The Borough has 50 per cent unemployment. Average life expectancy is one of the lowest in the city and it’s a truism that if you get on the Jubilee Line at Westminster, you should take of a year for every stop going East until you get to Canning Town.

It is a first port of call for many of the city’s immigrant population and over 100 languages are spoken, but the borough is often just a stopping off point, with people arriving, setting themselves up and moving on to better areas when they can afford to. But according to Newham Borough Council’s CIO Geoff Connell, things are changing.

The council’s new head office, opened two years ago is a sign of this optimism, situated on the side of the Royal Albert Dock, across the water from City Airport.

The Excel exhibition centre is just down the road and from the second floor of the building where the IT department is located, it’s easy to spot the sports arena complex that will be used for the 2012 Olympic Games.

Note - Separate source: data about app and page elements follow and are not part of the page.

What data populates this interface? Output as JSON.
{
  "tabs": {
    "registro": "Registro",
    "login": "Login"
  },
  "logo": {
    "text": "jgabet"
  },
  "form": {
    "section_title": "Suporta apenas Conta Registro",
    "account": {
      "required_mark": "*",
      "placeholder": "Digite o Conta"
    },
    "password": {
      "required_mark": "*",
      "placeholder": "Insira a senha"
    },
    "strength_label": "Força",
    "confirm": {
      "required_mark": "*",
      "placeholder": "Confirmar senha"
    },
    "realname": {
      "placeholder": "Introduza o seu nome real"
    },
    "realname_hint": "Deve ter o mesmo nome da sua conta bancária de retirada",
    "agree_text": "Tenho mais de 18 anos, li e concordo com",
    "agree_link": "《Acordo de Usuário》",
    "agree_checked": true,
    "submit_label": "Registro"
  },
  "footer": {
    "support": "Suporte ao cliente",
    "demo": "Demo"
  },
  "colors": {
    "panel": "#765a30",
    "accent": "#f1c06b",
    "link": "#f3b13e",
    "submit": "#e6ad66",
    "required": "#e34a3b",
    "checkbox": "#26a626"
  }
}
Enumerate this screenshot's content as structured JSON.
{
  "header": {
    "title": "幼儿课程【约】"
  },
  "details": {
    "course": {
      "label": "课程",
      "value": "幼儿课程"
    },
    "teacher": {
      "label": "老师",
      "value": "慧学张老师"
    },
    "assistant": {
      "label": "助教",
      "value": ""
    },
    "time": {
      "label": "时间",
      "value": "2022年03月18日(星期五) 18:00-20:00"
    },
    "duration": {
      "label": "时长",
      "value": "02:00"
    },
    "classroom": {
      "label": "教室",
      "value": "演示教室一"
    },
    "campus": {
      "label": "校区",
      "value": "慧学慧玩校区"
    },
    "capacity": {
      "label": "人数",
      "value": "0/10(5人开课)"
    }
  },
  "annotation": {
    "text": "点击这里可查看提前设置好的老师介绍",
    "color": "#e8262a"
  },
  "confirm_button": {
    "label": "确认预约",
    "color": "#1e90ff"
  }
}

These organisations and others, such as the Westfield shopping centre in Stratford, opened last September are the focus of hopes that the unemployment rate can be reduced and residents will be persuaded to stay in the area.


“In the seven years since the decision to hold the Olympics in the UK was announced, the resulting investment is equivalent to 100 years of normal investment,” said Connell.

Not only that, but the area should benefit from the general feeling of national pride when it hosts the games, hopefully creating a more positive outlook for the population.

Connell goes on to describe how BT and Cisco are investing in deploying superfast broadband in the area, hopefully creating a tech-rich enterprise zone similar to the M4 corridor on the other side of the capital. He says it is the first borough to enjoy ubiquitous availability of superfast broadband.

From the positive way he describes the area, it’s clear Connell has a special passion for his work and realises that his strategy can have an impact on the quality of the service the council provides.

Every penny he saves will go to a local population that needs much from public services. It's the council's goal to reduce its overall budget by £116m over the next four years. Connell has a remit to achieve around £11m in savings by 2015.

As we walked around the office shortly before Christmas, it’s clear that it is winding down for the holiday, but there is also a concerted effort to encourage remote and flexible working amongst the council staff, because it will help cut down on building costs, but also in preparation for the Games, which Connell thinks will disrupt public services provision to a considerable degree.